INPUT MATERIAL →
§ §

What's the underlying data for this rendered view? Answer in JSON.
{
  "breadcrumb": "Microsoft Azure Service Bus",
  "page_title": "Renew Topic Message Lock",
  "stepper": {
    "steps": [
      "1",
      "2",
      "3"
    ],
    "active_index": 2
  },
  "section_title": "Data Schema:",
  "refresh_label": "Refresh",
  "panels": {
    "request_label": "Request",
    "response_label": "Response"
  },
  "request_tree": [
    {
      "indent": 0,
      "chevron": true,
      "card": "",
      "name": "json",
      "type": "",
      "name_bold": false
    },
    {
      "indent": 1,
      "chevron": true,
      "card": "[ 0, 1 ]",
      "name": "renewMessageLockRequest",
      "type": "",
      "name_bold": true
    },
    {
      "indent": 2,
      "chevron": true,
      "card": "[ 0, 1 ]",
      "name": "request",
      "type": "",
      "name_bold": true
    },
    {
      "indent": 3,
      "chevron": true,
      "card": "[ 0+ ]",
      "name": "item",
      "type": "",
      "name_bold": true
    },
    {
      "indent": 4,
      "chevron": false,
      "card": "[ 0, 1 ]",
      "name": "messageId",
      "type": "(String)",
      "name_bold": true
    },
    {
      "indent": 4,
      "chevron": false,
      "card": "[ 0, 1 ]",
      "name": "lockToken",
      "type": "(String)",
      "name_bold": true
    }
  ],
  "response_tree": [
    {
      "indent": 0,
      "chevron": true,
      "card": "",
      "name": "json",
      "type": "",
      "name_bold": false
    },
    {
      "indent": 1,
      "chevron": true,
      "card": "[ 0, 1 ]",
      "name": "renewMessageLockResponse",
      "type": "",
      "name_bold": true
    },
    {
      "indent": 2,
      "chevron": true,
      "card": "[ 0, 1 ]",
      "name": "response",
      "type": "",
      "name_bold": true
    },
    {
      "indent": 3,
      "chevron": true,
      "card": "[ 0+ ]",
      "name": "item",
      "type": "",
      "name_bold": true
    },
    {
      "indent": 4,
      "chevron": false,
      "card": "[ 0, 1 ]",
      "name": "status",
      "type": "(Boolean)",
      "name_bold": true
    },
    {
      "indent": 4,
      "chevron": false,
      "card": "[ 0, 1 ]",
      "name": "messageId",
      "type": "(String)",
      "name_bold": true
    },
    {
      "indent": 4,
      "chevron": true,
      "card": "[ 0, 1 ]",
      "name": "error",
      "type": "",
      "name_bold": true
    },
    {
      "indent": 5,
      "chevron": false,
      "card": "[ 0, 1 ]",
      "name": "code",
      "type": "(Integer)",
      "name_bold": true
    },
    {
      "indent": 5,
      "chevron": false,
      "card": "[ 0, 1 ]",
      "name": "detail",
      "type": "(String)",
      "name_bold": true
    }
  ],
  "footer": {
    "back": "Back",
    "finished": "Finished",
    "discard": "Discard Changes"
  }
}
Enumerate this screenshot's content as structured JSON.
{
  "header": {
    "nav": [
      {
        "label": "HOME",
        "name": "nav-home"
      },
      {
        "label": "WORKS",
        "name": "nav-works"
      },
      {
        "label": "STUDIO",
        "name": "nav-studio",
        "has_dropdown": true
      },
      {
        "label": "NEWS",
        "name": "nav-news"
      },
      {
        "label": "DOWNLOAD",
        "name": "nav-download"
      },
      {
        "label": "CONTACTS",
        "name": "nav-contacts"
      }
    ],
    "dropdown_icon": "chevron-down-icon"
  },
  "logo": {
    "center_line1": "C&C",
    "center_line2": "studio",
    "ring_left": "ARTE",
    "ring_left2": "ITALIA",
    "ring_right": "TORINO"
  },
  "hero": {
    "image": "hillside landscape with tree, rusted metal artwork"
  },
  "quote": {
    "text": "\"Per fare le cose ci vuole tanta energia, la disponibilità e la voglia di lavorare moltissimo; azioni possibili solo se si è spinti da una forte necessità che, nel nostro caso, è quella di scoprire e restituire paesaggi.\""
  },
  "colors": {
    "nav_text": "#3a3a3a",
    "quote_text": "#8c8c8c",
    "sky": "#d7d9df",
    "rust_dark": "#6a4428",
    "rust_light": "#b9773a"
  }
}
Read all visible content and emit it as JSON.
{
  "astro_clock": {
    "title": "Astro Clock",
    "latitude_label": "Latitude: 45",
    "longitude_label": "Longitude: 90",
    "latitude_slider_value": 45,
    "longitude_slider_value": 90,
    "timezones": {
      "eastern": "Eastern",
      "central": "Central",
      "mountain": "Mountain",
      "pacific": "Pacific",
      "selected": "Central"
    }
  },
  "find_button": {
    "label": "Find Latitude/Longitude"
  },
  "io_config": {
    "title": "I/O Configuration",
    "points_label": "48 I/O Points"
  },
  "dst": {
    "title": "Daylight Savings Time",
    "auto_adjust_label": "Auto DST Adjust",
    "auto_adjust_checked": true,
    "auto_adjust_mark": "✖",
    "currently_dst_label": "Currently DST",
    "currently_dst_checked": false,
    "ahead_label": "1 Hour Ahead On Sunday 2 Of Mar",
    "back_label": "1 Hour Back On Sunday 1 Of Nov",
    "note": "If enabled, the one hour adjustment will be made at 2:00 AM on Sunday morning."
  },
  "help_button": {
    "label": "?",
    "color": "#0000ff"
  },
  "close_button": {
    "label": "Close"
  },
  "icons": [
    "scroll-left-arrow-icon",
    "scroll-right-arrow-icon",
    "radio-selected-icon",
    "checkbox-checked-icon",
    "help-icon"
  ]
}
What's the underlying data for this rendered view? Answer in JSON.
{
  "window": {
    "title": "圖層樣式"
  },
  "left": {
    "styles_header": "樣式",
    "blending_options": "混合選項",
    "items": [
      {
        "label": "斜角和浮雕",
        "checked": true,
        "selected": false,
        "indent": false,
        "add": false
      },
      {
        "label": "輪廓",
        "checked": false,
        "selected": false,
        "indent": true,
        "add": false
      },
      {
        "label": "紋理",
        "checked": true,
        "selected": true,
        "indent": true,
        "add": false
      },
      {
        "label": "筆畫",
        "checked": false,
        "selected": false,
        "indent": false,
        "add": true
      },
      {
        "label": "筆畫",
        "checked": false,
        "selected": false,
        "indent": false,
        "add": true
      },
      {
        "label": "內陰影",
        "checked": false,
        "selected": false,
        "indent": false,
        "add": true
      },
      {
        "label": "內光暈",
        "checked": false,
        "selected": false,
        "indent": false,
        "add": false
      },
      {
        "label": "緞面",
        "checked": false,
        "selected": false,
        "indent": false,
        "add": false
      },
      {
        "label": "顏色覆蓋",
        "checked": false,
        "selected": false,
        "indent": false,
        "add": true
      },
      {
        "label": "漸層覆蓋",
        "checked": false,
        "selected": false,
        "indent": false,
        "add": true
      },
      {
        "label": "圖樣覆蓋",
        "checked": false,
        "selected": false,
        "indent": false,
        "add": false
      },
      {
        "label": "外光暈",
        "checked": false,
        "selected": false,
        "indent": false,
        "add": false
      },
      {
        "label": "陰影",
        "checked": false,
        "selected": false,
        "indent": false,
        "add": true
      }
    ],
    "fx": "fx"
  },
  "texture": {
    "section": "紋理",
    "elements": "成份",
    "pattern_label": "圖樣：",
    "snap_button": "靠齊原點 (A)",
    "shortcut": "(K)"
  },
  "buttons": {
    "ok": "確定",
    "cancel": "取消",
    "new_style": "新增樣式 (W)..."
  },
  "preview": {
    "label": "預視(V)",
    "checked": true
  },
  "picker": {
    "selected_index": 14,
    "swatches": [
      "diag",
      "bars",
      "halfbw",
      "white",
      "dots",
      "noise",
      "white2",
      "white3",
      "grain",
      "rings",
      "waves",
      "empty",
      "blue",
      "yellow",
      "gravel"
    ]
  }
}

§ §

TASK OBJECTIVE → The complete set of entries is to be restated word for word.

ANSWER TO THIS EXERCISE →
What's the underlying data for this rendered view? Answer in JSON.
{
  "breadcrumb": "Microsoft Azure Service Bus",
  "page_title": "Renew Topic Message Lock",
  "stepper": {
    "steps": [
      "1",
      "2",
      "3"
    ],
    "active_index": 2
  },
  "section_title": "Data Schema:",
  "refresh_label": "Refresh",
  "panels": {
    "request_label": "Request",
    "response_label": "Response"
  },
  "request_tree": [
    {
      "indent": 0,
      "chevron": true,
      "card": "",
      "name": "json",
      "type": "",
      "name_bold": false
    },
    {
      "indent": 1,
      "chevron": true,
      "card": "[ 0, 1 ]",
      "name": "renewMessageLockRequest",
      "type": "",
      "name_bold": true
    },
    {
      "indent": 2,
      "chevron": true,
      "card": "[ 0, 1 ]",
      "name": "request",
      "type": "",
      "name_bold": true
    },
    {
      "indent": 3,
      "chevron": true,
      "card": "[ 0+ ]",
      "name": "item",
      "type": "",
      "name_bold": true
    },
    {
      "indent": 4,
      "chevron": false,
      "card": "[ 0, 1 ]",
      "name": "messageId",
      "type": "(String)",
      "name_bold": true
    },
    {
      "indent": 4,
      "chevron": false,
      "card": "[ 0, 1 ]",
      "name": "lockToken",
      "type": "(String)",
      "name_bold": true
    }
  ],
  "response_tree": [
    {
      "indent": 0,
      "chevron": true,
      "card": "",
      "name": "json",
      "type": "",
      "name_bold": false
    },
    {
      "indent": 1,
      "chevron": true,
      "card": "[ 0, 1 ]",
      "name": "renewMessageLockResponse",
      "type": "",
      "name_bold": true
    },
    {
      "indent": 2,
      "chevron": true,
      "card": "[ 0, 1 ]",
      "name": "response",
      "type": "",
      "name_bold": true
    },
    {
      "indent": 3,
      "chevron": true,
      "card": "[ 0+ ]",
      "name": "item",
      "type": "",
      "name_bold": true
    },
    {
      "indent": 4,
      "chevron": false,
      "card": "[ 0, 1 ]",
      "name": "status",
      "type": "(Boolean)",
      "name_bold": true
    },
    {
      "indent": 4,
      "chevron": false,
      "card": "[ 0, 1 ]",
      "name": "messageId",
      "type": "(String)",
      "name_bold": true
    },
    {
      "indent": 4,
      "chevron": true,
      "card": "[ 0, 1 ]",
      "name": "error",
      "type": "",
      "name_bold": true
    },
    {
      "indent": 5,
      "chevron": false,
      "card": "[ 0, 1 ]",
      "name": "code",
      "type": "(Integer)",
      "name_bold": true
    },
    {
      "indent": 5,
      "chevron": false,
      "card": "[ 0, 1 ]",
      "name": "detail",
      "type": "(String)",
      "name_bold": true
    }
  ],
  "footer": {
    "back": "Back",
    "finished": "Finished",
    "discard": "Discard Changes"
  }
}
Enumerate this screenshot's content as structured JSON.
{
  "header": {
    "nav": [
      {
        "label": "HOME",
        "name": "nav-home"
      },
      {
        "label": "WORKS",
        "name": "nav-works"
      },
      {
        "label": "STUDIO",
        "name": "nav-studio",
        "has_dropdown": true
      },
      {
        "label": "NEWS",
        "name": "nav-news"
      },
      {
        "label": "DOWNLOAD",
        "name": "nav-download"
      },
      {
        "label": "CONTACTS",
        "name": "nav-contacts"
      }
    ],
    "dropdown_icon": "chevron-down-icon"
  },
  "logo": {
    "center_line1": "C&C",
    "center_line2": "studio",
    "ring_left": "ARTE",
    "ring_left2": "ITALIA",
    "ring_right": "TORINO"
  },
  "hero": {
    "image": "hillside landscape with tree, rusted metal artwork"
  },
  "quote": {
    "text": "\"Per fare le cose ci vuole tanta energia, la disponibilità e la voglia di lavorare moltissimo; azioni possibili solo se si è spinti da una forte necessità che, nel nostro caso, è quella di scoprire e restituire paesaggi.\""
  },
  "colors": {
    "nav_text": "#3a3a3a",
    "quote_text": "#8c8c8c",
    "sky": "#d7d9df",
    "rust_dark": "#6a4428",
    "rust_light": "#b9773a"
  }
}
Read all visible content and emit it as JSON.
{
  "astro_clock": {
    "title": "Astro Clock",
    "latitude_label": "Latitude: 45",
    "longitude_label": "Longitude: 90",
    "latitude_slider_value": 45,
    "longitude_slider_value": 90,
    "timezones": {
      "eastern": "Eastern",
      "central": "Central",
      "mountain": "Mountain",
      "pacific": "Pacific",
      "selected": "Central"
    }
  },
  "find_button": {
    "label": "Find Latitude/Longitude"
  },
  "io_config": {
    "title": "I/O Configuration",
    "points_label": "48 I/O Points"
  },
  "dst": {
    "title": "Daylight Savings Time",
    "auto_adjust_label": "Auto DST Adjust",
    "auto_adjust_checked": true,
    "auto_adjust_mark": "✖",
    "currently_dst_label": "Currently DST",
    "currently_dst_checked": false,
    "ahead_label": "1 Hour Ahead On Sunday 2 Of Mar",
    "back_label": "1 Hour Back On Sunday 1 Of Nov",
    "note": "If enabled, the one hour adjustment will be made at 2:00 AM on Sunday morning."
  },
  "help_button": {
    "label": "?",
    "color": "#0000ff"
  },
  "close_button": {
    "label": "Close"
  },
  "icons": [
    "scroll-left-arrow-icon",
    "scroll-right-arrow-icon",
    "radio-selected-icon",
    "checkbox-checked-icon",
    "help-icon"
  ]
}
What's the underlying data for this rendered view? Answer in JSON.
{
  "window": {
    "title": "圖層樣式"
  },
  "left": {
    "styles_header": "樣式",
    "blending_options": "混合選項",
    "items": [
      {
        "label": "斜角和浮雕",
        "checked": true,
        "selected": false,
        "indent": false,
        "add": false
      },
      {
        "label": "輪廓",
        "checked": false,
        "selected": false,
        "indent": true,
        "add": false
      },
      {
        "label": "紋理",
        "checked": true,
        "selected": true,
        "indent": true,
        "add": false
      },
      {
        "label": "筆畫",
        "checked": false,
        "selected": false,
        "indent": false,
        "add": true
      },
      {
        "label": "筆畫",
        "checked": false,
        "selected": false,
        "indent": false,
        "add": true
      },
      {
        "label": "內陰影",
        "checked": false,
        "selected": false,
        "indent": false,
        "add": true
      },
      {
        "label": "內光暈",
        "checked": false,
        "selected": false,
        "indent": false,
        "add": false
      },
      {
        "label": "緞面",
        "checked": false,
        "selected": false,
        "indent": false,
        "add": false
      },
      {
        "label": "顏色覆蓋",
        "checked": false,
        "selected": false,
        "indent": false,
        "add": true
      },
      {
        "label": "漸層覆蓋",
        "checked": false,
        "selected": false,
        "indent": false,
        "add": true
      },
      {
        "label": "圖樣覆蓋",
        "checked": false,
        "selected": false,
        "indent": false,
        "add": false
      },
      {
        "label": "外光暈",
        "checked": false,
        "selected": false,
        "indent": false,
        "add": false
      },
      {
        "label": "陰影",
        "checked": false,
        "selected": false,
        "indent": false,
        "add": true
      }
    ],
    "fx": "fx"
  },
  "texture": {
    "section": "紋理",
    "elements": "成份",
    "pattern_label": "圖樣：",
    "snap_button": "靠齊原點 (A)",
    "shortcut": "(K)"
  },
  "buttons": {
    "ok": "確定",
    "cancel": "取消",
    "new_style": "新增樣式 (W)..."
  },
  "preview": {
    "label": "預視(V)",
    "checked": true
  },
  "picker": {
    "selected_index": 14,
    "swatches": [
      "diag",
      "bars",
      "halfbw",
      "white",
      "dots",
      "noise",
      "white2",
      "white3",
      "grain",
      "rings",
      "waves",
      "empty",
      "blue",
      "yellow",
      "gravel"
    ]
  }
}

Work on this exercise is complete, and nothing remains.